*Work order:* Look through the material and copy each line holding "JSON".

*Dataset content:*
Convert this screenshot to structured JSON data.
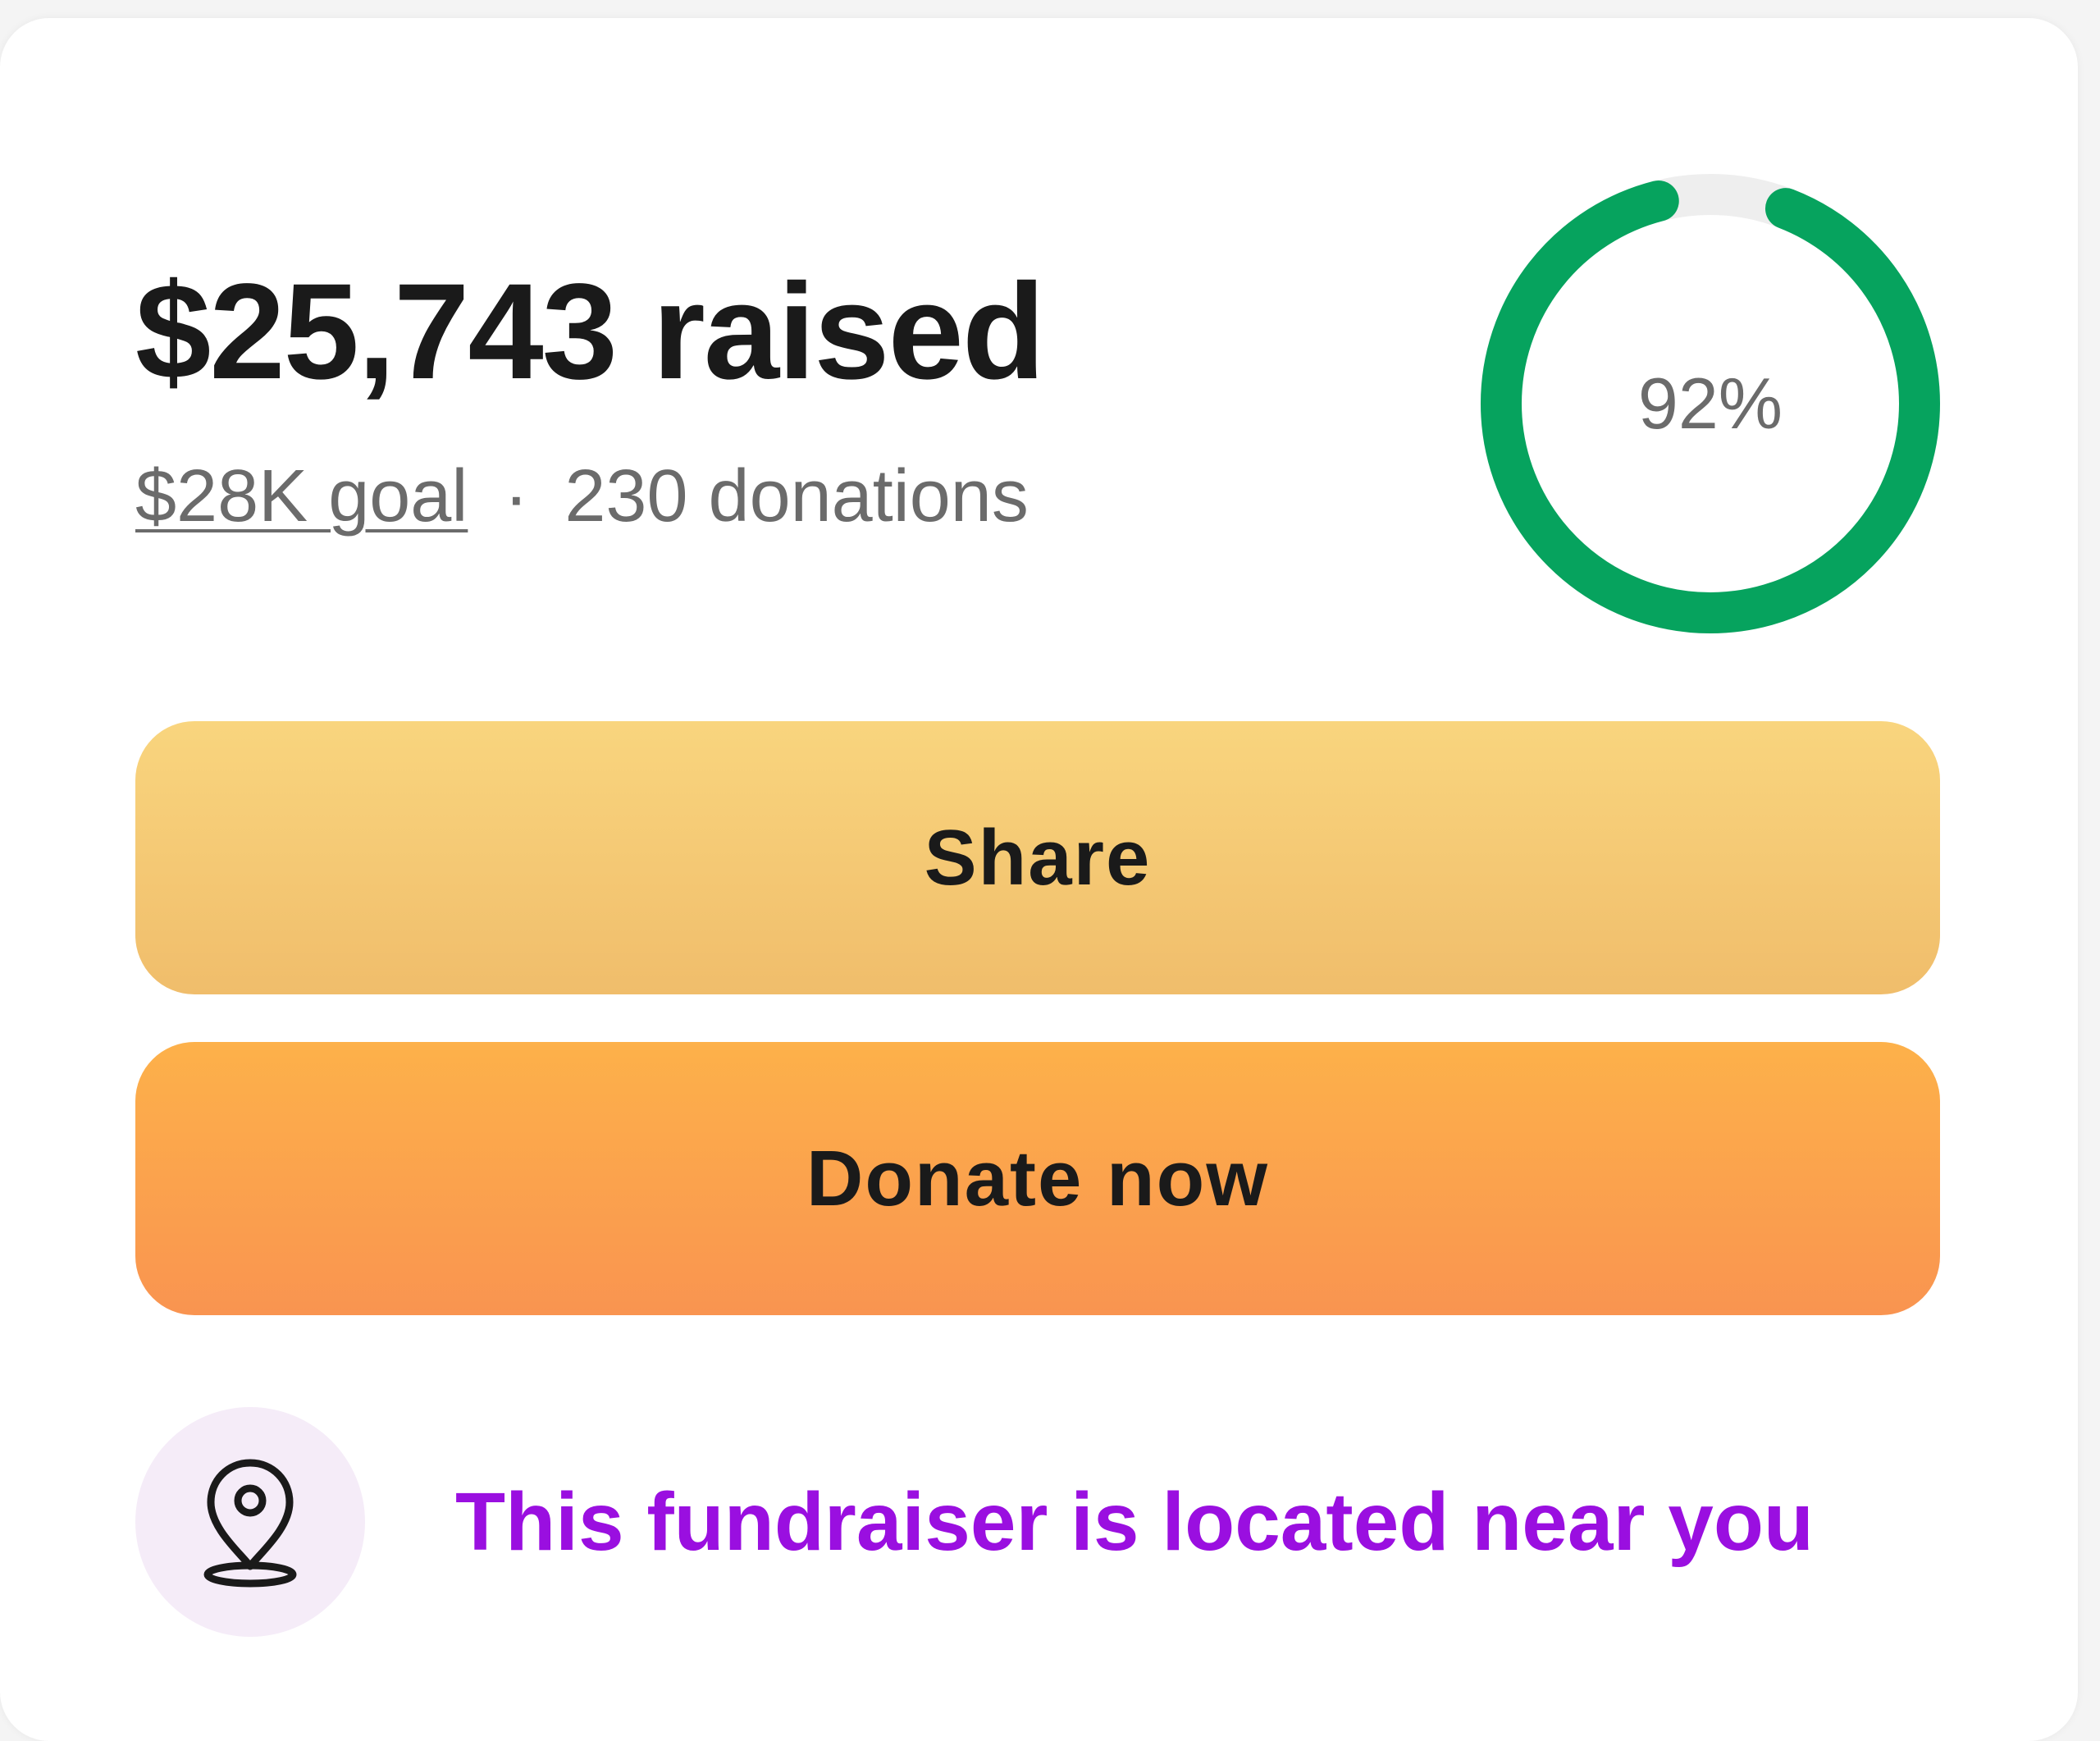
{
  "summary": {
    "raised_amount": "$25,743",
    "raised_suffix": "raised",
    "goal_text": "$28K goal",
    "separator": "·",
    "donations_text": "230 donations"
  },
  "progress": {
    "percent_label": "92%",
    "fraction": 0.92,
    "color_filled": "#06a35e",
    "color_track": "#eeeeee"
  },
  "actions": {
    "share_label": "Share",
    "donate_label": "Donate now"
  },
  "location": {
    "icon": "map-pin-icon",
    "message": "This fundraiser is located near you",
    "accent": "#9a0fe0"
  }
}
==
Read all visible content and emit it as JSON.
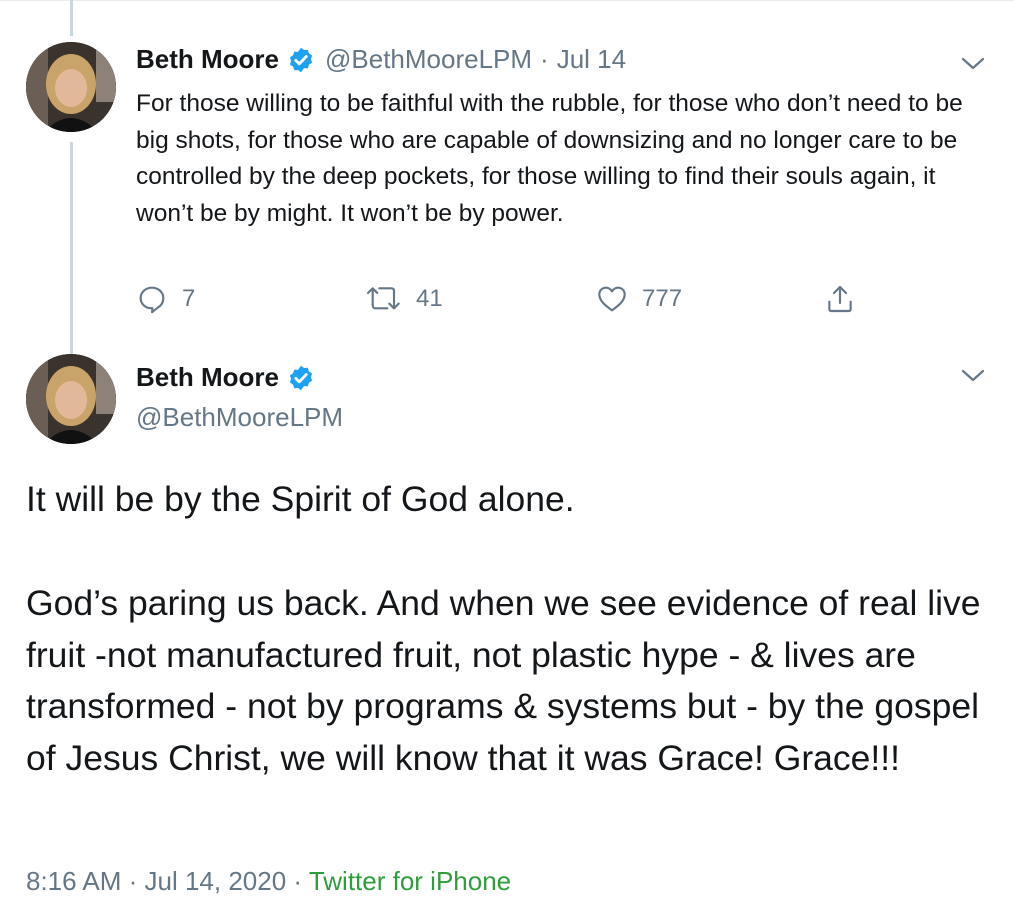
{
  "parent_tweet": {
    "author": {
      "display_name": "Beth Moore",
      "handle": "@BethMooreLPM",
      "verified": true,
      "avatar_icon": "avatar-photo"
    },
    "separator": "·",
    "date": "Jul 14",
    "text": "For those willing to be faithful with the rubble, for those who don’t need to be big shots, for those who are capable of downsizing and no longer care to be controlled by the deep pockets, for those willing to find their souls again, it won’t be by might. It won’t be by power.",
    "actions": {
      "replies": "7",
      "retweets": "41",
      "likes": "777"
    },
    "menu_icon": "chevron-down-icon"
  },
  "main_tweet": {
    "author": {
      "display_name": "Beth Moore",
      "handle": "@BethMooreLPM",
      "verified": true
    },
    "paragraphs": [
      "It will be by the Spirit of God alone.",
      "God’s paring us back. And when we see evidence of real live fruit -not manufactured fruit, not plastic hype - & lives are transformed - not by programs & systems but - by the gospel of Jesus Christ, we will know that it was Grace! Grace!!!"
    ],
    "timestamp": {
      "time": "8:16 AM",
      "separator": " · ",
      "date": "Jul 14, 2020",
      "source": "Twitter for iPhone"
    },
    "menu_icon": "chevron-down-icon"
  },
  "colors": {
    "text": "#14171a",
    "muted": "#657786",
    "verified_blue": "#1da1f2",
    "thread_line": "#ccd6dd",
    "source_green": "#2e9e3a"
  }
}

*Solved problem:*
Convert this screenshot to structured JSON data.
Read all visible content and emit it as JSON.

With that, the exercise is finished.